As a Waukesha roofing contractor I have had to repair or replace hundreds of roof protrusions, including chimney flashings. In many cases these critical flashings failed or were installed incorrectly and there were problems of leaking with resulting damage to the roof decking, insulation, and even the roof structure. With the chimney being the largest component that protrudes through the roofing system, it is critical that proper construction and installation methods are followed to ensure the integrity and longevity of your roof. The following information focuses on roof protrusions, specifically chimney flashing systems.
The number one vulnerability to the integrity of any roofing system is the various protrusions that penetrate the roofs waterproof barrier. Roof protrusions or “components” consist mainly of plumbing ventilation pipes, bathroom and kitchen vents, and chimneys. Because these components are necessary, and yet compromise the integrity of the roofing system, they must have proper flashing to protect against water infiltration. Essentially, flashings come in a variety styles that are made of metal, plastic, rubber, or combinations of metal and rubber. Flashings surround the component to seal the void between the component itself and the roof deck.
Out of all the various roof protrusions, chimneys are one of the most complex and problematic components to protect from water infiltration and roof leaks. This is because chimneys are typically made of brick or stone. Unlike other roof protrusion components such as plumbing pipes – which are symmetrical, smooth, and have a surface that is easily sealed – brick and stone vary in size, shape, and have surfaces that are jagged, uneven, and challenging to seal. Because of their irregular surface and mortar joints, chimneys require more complex flashing systems to create an effective water tight barrier.
Chimney Flashing Systems
Depending upon the location on the roof, a typical chimney will have step tins on the two sides of the chimney, a piece of 4×4 on the lower side of the chimney, and a back flash or cricket on the back side of the chimney. Some chimneys are centered in the ridge or located along a gable edge and require various combinations of these four flashing components.

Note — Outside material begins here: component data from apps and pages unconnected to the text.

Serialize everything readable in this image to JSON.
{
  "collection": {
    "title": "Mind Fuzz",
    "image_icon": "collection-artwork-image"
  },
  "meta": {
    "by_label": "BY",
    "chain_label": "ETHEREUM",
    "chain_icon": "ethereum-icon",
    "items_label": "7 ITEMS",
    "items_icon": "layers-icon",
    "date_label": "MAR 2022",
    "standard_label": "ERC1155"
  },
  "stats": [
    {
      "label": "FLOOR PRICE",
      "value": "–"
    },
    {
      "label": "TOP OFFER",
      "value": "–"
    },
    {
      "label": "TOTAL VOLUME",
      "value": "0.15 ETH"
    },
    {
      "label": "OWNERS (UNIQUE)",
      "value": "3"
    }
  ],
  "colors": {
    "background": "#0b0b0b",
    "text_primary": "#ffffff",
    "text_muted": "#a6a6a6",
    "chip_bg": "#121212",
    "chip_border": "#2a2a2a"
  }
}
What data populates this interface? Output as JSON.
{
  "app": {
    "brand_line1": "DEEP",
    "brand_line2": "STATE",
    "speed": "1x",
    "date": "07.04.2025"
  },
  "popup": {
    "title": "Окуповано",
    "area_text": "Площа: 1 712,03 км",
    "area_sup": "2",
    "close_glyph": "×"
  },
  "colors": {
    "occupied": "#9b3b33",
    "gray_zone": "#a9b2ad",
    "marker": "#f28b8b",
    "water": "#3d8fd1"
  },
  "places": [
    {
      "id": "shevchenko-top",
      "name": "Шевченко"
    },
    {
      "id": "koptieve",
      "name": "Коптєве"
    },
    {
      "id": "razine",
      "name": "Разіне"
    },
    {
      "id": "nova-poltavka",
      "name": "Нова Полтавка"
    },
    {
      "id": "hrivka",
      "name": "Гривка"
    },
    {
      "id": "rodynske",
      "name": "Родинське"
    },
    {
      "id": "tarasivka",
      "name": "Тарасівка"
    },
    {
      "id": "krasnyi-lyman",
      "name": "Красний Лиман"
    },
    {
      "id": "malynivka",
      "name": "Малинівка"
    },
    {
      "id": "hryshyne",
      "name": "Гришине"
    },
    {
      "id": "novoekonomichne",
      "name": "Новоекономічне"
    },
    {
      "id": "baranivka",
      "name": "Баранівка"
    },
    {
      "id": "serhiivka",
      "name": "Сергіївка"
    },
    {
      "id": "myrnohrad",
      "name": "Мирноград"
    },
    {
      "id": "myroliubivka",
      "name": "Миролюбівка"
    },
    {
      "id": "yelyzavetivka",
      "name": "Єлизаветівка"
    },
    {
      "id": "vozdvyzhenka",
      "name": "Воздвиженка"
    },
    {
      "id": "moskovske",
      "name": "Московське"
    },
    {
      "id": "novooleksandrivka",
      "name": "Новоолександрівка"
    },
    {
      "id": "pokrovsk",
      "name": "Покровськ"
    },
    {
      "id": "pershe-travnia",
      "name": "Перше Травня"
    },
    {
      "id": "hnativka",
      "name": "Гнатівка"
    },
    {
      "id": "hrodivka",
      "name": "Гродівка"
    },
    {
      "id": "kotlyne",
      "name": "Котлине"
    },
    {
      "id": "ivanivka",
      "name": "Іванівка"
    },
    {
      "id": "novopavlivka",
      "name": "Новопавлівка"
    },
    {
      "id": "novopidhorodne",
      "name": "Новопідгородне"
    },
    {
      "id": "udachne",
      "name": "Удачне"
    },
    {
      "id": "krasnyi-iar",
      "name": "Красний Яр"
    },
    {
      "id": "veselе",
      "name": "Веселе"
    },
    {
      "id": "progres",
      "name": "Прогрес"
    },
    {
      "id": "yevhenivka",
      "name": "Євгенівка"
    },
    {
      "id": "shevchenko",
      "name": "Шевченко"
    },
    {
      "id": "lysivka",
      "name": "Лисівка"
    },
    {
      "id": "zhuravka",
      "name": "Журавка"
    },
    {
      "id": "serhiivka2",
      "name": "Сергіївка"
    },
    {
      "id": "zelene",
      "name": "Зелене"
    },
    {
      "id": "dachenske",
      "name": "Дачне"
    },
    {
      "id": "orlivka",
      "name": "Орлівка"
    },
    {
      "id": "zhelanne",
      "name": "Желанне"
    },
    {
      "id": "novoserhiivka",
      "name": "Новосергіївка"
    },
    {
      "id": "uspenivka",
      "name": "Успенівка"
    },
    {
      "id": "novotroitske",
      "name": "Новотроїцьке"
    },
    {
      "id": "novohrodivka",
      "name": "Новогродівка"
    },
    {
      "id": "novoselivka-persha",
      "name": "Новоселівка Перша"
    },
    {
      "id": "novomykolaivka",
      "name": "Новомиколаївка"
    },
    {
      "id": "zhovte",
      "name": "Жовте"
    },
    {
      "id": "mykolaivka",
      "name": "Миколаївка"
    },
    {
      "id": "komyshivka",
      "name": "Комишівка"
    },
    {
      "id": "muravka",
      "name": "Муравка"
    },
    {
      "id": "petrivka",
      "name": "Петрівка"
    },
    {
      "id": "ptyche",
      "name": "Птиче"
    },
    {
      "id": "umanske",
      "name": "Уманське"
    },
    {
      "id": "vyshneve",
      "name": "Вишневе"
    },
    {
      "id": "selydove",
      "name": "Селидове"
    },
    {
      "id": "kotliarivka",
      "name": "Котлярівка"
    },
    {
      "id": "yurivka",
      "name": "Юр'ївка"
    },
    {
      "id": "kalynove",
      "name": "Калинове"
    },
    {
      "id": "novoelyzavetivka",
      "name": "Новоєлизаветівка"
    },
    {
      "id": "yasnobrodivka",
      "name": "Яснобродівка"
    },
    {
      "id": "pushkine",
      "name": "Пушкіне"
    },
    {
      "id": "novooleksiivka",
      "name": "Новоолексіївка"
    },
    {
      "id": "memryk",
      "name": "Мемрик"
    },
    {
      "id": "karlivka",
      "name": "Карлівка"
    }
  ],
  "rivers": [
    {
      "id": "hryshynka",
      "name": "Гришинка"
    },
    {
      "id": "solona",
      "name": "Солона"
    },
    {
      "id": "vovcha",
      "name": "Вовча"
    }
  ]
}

In most cases, however, mounted over the top of the step tins, 4×4, back flash, or cricket will be a counter flashing that prevents water from getting behind these components. Because roofing contractors implement different flashing applications, not all chimney flashing systems are the same. Typical chimney flashing systems include two-piece flashing’s, one piece flashing’s, and through wall flashing’s, but opinions vary among professional roofers as to which chimney flashing system is the best. However, most roofing contractors would agree that the most common is the two-piece chimney flashing system.
The following is an overview of the three popular chimney flashing systems.
Two-piece Chimney Flashing System
A two-piece chimney flashing consists of step tins and counter flashing. Although called a two-piece system, in reality there are four counter flashing pieces. The term “two-piece” represents the fact that a separate piece of metal flashing covers the upper three-quarters of the lower flashing components. (i.e., step tins, 4×4, and back flash or cricket.)
Ideally the two-piece system is one of the best flashing systems to use when replacing or repairing a defective chimney flashing. The two-piece system allows for movement (expansion and contraction) of the chimney during various weather conditions without separating from the chimney and compromising the water seal.
One-piece Chimney Flashing System
A one-piece chimney flashing consists of an L-shaped piece of metal that diverts water off and away from the chimney and on to the roof. Again, although called a one-piece system, in reality there are four separate flashing pieces that surround and attach to the chimney.
In a majority of the cases one piece chimney flashing’s are vulnerable to failing because they become separated from the chimney through expansion and contraction.
Through-wall Chimney Flashing System
Although roofers implement various types of chimney flashing techniques, the most effective chimney flashing is a metal through-wall flashing system. Unlike the more common two-piece chimney flashing which consists of step tins and counter flashing, a metal through-wall flashing can only be implemented under two circumstances: a) during the initial construction of the chimney, or b) if the chimney is being rebuilt and the stone or brick is being removed.
One of the benefits of the through-wall flashing system is that it is built right into the structure of the chimney system. As such, there is very little room for failure due to expansion and contraction, and this system works the longest at diverting water away from the chimney protrusion.
If you are a Waukesha home or business owner and you are experiencing a roof leak, the likelihood of the leak source being a roof protrusion or failed chimney flashing is relatively high. Because many of the homes in Waukesha are relatively older, more modern and conventional flashing systems were not around when the chimney was originally constructed and it simply failed due to age. On the other hand, some Waukesha roofing contractors simply use a one piece flashing system because it is cheaper and easier to install. The problem is that it will surely fail, so before you hire a roofing contractor, ask them what type of chimney flashing they will be installing, and insist on a two-piece chimney flashing system if you want it to last.